-------- Supplied material
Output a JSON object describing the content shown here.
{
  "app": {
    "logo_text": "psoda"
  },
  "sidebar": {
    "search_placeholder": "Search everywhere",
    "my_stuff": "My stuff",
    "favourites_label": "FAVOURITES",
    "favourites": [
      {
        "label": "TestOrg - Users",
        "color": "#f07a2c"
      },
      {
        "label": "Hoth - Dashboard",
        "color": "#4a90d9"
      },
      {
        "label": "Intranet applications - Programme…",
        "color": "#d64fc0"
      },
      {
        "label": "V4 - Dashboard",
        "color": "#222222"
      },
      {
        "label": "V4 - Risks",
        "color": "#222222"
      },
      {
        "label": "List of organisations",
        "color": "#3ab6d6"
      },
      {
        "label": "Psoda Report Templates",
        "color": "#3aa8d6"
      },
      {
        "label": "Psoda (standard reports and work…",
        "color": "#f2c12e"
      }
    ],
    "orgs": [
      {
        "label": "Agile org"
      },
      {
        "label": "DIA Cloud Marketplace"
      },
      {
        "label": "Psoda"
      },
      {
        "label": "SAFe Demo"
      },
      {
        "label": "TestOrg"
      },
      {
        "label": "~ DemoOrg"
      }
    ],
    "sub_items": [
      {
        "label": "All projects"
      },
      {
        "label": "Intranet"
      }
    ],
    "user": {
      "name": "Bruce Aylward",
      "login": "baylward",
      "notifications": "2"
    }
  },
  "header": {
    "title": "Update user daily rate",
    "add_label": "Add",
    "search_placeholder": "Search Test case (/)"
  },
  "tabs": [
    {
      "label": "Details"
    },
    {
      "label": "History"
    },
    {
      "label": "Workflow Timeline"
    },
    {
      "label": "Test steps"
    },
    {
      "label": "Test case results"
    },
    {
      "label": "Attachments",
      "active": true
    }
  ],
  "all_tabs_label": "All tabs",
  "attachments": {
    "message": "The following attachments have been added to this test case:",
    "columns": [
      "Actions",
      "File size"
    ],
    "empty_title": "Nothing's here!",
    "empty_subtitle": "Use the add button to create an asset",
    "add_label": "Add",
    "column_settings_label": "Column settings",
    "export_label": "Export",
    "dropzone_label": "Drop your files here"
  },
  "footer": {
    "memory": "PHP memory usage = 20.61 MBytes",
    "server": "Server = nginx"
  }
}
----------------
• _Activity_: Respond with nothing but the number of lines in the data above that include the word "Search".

• _Expected output_: 2